    Google Scholar 

  18. Wilson T, Kozareva Z, Nakov P, Ritter A, Rosenthal S, Stoyanov V SemEval- 2013 Task 2: Sentiment Analysis in Twitter. In: Proceedings of the 7th International Workshop on Semantic Evaluation (SemEval), 2013. Association for Computational Linguistics,

    Google Scholar 

  19. Bird S, Klein E, Loper E (2009) Accessing Text Corpora and Lexical Resources. In: Natural Language Processing with Python. O’Reilly Media, p 60

    Google Scholar 

  20. Hu M, Liu B (2004) Mining and summarizing customer reviews. Paper presented at the Proceedings of the tenth ACM Special Interest Group on Knowledge Discovery and Data Mining (SIGKDD) international conference on Knowledge discovery and data mining, Seattle, WA, USA,

    Google Scholar 

  21. Wilson T, Hoffmann P, Somasundaran S, Kessler J, Wiebe J, Choi Y, Cardie C, Riloff E, Patwardhan S (2005) OpinionFinder: a system for subjectivity analysis. Paper presented at the Proceedings of HLT/EMNLP on Interactive Demonstrations, Vancouver, British Columbia, Canada,

    Google Scholar 

  22. Nielsen FÅ (2011) A new ANEW: Evaluation of a word list for sentiment analysis in microblogs. arXiv preprint arXiv:11032903

    Google Scholar 

  23. Martin-Valdivia M-T, Martinez-Camara E, Perea-Ortega J-M, Urena-Lopez LA (2013) Sentiment polarity detection in Spanish reviews combining supervised and unsupervised approaches. Expert Systems with Applications 40 (10):3934-3942

    Google Scholar 

Download references

Author information

Authors and Affiliations

Authors

Corresponding author

Correspondence to Tawunrat Chalothom .

Editor information

Editors and Affiliations

Rights and permissions

Reprints and permissions

Copyright information

© 2015 Springer-Verlag Berlin Heidelberg

About this paper

Cite this paper

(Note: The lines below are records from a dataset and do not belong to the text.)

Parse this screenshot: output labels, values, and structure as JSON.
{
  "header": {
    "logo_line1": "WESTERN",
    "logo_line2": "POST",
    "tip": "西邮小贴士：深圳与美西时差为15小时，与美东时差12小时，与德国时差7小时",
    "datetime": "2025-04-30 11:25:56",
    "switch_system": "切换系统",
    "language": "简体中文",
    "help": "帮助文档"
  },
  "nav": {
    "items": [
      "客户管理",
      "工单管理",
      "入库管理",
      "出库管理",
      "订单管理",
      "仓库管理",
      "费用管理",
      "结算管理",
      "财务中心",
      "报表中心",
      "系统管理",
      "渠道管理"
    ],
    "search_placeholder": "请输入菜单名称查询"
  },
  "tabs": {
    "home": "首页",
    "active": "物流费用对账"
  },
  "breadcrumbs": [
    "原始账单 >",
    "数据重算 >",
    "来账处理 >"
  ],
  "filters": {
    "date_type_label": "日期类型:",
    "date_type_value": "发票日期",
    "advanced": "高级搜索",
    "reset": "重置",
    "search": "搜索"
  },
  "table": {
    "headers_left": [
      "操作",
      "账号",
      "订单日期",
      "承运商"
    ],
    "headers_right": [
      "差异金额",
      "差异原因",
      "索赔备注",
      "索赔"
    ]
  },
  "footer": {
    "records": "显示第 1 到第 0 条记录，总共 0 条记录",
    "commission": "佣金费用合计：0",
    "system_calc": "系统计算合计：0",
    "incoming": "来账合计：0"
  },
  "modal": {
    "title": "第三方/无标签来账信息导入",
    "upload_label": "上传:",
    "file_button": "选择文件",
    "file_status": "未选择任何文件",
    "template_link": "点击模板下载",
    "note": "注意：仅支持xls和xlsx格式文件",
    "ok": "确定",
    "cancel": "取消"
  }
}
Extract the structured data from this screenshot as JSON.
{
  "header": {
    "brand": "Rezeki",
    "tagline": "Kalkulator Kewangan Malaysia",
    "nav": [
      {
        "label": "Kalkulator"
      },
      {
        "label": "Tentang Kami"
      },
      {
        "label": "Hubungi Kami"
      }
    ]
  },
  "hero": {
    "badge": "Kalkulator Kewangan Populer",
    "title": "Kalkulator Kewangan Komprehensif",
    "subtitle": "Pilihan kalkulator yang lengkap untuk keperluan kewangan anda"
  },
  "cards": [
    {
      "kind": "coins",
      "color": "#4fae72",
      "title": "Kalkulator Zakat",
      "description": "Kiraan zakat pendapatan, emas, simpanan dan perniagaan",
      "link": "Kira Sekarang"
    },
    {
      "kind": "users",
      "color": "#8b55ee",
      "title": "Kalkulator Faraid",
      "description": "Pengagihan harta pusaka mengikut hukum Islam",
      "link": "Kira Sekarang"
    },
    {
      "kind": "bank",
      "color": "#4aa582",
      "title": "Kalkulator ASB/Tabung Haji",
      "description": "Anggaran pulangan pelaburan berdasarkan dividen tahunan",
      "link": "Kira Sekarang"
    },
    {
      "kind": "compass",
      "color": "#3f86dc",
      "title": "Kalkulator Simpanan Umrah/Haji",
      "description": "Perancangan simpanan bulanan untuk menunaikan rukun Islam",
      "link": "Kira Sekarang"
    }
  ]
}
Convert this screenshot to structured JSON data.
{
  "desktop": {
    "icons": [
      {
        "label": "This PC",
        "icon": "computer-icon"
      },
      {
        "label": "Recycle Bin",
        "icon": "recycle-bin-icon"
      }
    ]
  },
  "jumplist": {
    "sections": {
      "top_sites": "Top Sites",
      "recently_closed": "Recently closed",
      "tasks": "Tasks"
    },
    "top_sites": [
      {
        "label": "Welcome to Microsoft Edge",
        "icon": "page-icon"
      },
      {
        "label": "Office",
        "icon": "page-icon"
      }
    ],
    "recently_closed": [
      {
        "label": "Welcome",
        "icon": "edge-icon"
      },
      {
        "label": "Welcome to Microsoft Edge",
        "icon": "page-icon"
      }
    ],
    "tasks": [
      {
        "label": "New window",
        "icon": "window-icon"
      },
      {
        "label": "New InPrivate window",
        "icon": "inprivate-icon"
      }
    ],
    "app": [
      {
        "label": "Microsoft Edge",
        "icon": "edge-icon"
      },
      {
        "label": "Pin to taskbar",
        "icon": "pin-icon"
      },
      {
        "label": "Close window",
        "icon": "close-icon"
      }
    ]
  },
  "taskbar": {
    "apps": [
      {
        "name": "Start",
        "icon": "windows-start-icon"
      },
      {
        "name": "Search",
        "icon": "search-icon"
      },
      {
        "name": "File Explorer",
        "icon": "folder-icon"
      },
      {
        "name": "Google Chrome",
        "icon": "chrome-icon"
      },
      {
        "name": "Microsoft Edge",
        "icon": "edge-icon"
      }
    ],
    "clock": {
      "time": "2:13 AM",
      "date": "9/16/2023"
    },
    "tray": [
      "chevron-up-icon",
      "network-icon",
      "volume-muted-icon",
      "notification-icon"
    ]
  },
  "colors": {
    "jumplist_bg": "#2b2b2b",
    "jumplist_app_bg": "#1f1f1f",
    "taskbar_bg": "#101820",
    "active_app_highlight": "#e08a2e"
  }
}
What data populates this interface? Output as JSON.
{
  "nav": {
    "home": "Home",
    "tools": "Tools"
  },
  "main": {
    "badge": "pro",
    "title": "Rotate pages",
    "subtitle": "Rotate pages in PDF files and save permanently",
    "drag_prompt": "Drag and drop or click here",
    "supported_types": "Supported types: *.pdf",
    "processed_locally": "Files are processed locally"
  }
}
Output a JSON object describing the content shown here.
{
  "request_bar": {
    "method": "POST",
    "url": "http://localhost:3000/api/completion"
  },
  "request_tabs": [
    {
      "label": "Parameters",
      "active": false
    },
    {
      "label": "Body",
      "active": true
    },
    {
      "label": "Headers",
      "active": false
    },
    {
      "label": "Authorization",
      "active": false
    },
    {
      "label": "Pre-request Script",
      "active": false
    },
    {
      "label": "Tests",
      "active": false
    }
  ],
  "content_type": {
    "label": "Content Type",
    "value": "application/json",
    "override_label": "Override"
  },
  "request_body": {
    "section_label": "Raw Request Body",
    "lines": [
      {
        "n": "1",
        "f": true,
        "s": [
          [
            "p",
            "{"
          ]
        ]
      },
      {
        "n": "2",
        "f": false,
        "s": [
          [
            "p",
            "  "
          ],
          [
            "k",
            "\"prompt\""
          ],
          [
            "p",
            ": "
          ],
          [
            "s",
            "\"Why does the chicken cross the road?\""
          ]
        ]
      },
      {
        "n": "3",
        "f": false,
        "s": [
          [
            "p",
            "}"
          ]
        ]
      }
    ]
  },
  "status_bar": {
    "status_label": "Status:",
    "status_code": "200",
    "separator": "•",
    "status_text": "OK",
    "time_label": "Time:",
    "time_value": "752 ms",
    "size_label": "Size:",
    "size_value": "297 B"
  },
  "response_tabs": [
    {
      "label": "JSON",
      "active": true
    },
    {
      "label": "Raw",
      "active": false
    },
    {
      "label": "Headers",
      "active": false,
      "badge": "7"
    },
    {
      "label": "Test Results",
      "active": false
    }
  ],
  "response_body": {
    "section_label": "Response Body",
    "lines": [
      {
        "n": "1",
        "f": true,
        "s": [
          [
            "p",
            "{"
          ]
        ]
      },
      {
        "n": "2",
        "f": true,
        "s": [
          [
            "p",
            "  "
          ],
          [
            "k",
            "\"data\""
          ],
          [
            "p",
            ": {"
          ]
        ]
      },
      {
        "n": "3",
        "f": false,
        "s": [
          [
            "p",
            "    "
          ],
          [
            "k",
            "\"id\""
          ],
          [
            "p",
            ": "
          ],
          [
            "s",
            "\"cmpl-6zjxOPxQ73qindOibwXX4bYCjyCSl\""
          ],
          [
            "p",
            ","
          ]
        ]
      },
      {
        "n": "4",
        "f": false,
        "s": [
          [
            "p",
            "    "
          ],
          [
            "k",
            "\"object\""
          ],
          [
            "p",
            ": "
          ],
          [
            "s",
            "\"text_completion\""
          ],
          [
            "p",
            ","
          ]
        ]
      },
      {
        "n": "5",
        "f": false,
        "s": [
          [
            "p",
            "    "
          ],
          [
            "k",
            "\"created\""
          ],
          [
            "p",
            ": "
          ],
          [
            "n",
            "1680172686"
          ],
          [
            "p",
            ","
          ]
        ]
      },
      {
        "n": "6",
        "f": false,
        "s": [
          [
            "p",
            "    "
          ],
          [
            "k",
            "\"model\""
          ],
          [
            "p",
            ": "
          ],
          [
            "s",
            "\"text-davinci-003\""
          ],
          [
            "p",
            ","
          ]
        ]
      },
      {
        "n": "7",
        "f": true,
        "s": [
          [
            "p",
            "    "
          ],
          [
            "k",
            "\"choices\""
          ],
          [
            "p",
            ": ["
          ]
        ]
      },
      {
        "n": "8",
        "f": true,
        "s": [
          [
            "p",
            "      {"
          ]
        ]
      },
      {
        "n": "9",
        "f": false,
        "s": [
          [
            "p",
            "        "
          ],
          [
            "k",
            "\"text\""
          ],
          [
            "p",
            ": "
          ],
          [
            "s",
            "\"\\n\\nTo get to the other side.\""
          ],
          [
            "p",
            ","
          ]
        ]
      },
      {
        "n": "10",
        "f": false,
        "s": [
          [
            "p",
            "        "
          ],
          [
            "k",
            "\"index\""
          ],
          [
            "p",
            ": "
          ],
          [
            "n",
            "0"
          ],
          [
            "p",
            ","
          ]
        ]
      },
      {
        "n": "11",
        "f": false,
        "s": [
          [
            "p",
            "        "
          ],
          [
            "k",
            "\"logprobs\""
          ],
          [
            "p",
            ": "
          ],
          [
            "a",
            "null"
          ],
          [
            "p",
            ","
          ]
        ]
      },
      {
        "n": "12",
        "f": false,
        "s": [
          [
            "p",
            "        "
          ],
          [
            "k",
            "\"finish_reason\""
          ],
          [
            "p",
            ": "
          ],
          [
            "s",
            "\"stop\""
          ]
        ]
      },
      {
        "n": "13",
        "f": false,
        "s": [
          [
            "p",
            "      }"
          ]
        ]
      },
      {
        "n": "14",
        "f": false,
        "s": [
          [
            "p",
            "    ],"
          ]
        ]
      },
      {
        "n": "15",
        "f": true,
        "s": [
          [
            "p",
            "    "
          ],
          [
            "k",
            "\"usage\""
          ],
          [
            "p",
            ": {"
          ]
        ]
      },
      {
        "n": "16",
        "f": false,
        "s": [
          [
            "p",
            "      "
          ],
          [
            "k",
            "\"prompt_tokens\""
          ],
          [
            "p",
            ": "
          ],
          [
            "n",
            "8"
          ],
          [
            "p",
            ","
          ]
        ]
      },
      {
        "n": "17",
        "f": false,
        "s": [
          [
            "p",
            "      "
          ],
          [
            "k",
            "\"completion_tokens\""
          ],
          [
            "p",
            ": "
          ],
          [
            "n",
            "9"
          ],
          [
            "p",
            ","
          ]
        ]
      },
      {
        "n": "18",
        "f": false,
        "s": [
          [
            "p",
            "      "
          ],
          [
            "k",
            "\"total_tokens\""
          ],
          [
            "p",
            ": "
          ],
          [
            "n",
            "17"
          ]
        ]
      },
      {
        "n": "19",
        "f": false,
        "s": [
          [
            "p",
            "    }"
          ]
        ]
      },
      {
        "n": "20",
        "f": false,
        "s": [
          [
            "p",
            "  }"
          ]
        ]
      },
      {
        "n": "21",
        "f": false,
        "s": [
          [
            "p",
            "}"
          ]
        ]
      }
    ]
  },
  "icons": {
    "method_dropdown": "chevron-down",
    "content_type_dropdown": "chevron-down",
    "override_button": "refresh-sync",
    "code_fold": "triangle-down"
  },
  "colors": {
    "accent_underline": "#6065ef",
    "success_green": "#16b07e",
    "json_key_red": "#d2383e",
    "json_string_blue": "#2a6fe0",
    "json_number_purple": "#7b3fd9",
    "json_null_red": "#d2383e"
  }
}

Chalothom, T., Ellman, J. (2015). Simple Approaches of Sentiment Analysis via Ensemble Learning. In: Kim, K. (eds) Information Science and Applications. Lecture Notes in Electrical Engineering, vol 339. Springer, Berlin, Heidelberg. https://doi.org/10.1007/978-3-662-46578-3_74

Download citation

  • DOI: https://doi.org/10.1007/978-3-662-46578-3_74

  • Published:

  • Publisher Name: Springer, Berlin, Heidelberg

  • Print ISBN: 978-3-662-46577-6

  • Online ISBN: 978-3-662-46578-3

  • eBook Packages: EngineeringEngineering (R0)

Publish with us

Policies and ethics